To domesticate something is to defuse its wildness, making it safe, livable-with. Walt Disney famously did this with animals (think of the difference between a mouse scurrying across your kitchen floor and the white-gloved, kid-hugging Mickey), and it’s useful to compare the animator’s work with the way Fischer, who often riffs on cartoon aesthetics, un-domesticates that which has been domesticated, whether it be bourgeois implements and the social practices they imply, exhausted images from myth, or icons of modern art. Disney presents us with an essentially Platonic world in which, say, Donald, Huey, Duey and Luey all conform to the ‘form of the duck’, or every tree in a scrolling backdrop has the same perfectly calibrated number of leaves. In contrast, Fischer shows us what this world might look like when the rot sets in. In ‘Kir Royal’, his recent retrospective at Kunsthaus Zürich, the artist presented a group of works that included the purposely cack-handed Tea Set (2002), trimmed hopefully, and a little heartbreakingly, in gold paint; Untitled (2003), a sword set in a fibreglass stone that looked like it’d been plucked from the grounds of a forgotten Arthurian theme park; Horses Dream of Horses (2004), a flurry of sculpted, cartoonish raindrops whose form fluctuated between tears and cum, and a Donald Judd-like mirrored box filled with a stinking mixture of cigarette butts and cold black coffee. Looking at these pieces, each of them, it seemed to me, took a fantasy, a familiar gleaming thought, and made it grimly, specifically physical, and therefore strange again. They are, in a way, the kissing cousins of the stone famously kicked by Samuel Johnson in refutation of Bishop Berkeley’s theory that the corporeal world was nothing but a dream. This, most philosophers agree, was no refutation at all, but I’m not sure that matters.
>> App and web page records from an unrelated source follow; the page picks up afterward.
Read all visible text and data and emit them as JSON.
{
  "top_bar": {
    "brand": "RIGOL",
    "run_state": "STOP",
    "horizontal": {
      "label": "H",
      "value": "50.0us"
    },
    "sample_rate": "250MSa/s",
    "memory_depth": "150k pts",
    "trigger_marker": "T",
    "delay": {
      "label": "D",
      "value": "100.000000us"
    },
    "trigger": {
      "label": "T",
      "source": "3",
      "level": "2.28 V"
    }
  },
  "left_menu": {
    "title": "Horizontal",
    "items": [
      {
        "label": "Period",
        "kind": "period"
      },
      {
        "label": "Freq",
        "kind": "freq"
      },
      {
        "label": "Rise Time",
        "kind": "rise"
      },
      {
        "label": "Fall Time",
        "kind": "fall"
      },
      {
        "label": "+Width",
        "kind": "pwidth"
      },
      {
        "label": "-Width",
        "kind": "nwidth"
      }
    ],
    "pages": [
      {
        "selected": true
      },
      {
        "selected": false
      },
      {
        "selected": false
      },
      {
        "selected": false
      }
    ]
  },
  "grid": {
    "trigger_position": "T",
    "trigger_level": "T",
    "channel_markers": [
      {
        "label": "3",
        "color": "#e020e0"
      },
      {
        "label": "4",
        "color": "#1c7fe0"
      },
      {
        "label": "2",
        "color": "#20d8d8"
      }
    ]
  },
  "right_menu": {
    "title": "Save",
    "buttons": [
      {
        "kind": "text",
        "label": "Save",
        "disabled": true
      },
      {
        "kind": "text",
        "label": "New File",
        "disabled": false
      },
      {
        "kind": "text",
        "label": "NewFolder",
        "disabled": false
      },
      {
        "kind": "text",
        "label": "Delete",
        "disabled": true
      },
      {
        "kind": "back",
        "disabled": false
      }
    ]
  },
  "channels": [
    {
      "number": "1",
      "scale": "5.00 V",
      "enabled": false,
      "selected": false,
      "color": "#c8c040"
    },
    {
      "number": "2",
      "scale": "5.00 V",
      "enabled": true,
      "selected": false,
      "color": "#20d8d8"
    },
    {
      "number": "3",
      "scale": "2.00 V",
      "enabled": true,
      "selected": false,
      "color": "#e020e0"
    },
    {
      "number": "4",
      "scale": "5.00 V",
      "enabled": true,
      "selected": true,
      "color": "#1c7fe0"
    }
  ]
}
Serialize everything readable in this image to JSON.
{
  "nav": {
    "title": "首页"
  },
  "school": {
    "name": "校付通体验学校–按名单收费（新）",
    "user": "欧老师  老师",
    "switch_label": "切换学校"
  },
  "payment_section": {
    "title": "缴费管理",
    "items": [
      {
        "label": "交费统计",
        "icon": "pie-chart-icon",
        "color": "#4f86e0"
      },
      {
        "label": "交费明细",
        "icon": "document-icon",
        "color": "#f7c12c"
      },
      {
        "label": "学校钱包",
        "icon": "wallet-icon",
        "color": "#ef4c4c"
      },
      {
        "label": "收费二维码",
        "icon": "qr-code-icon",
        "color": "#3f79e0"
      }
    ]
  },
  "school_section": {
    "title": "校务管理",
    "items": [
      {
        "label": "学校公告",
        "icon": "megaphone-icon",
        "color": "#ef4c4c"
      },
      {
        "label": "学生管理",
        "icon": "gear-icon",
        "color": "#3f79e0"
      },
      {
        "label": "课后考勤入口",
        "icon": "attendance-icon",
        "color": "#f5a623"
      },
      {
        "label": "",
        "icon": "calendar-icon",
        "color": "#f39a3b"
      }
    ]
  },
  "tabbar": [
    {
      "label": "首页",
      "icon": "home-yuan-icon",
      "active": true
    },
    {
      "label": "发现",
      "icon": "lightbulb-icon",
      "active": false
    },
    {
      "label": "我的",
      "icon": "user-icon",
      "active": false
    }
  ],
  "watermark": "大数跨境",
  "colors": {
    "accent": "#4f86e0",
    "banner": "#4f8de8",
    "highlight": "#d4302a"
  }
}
It was an act of gruff self-confidence, and as Fischer’s work shows, self-confidence goes a long way. Self-confidence is sexy. Self-confidence gets things done.
First published in Issue 86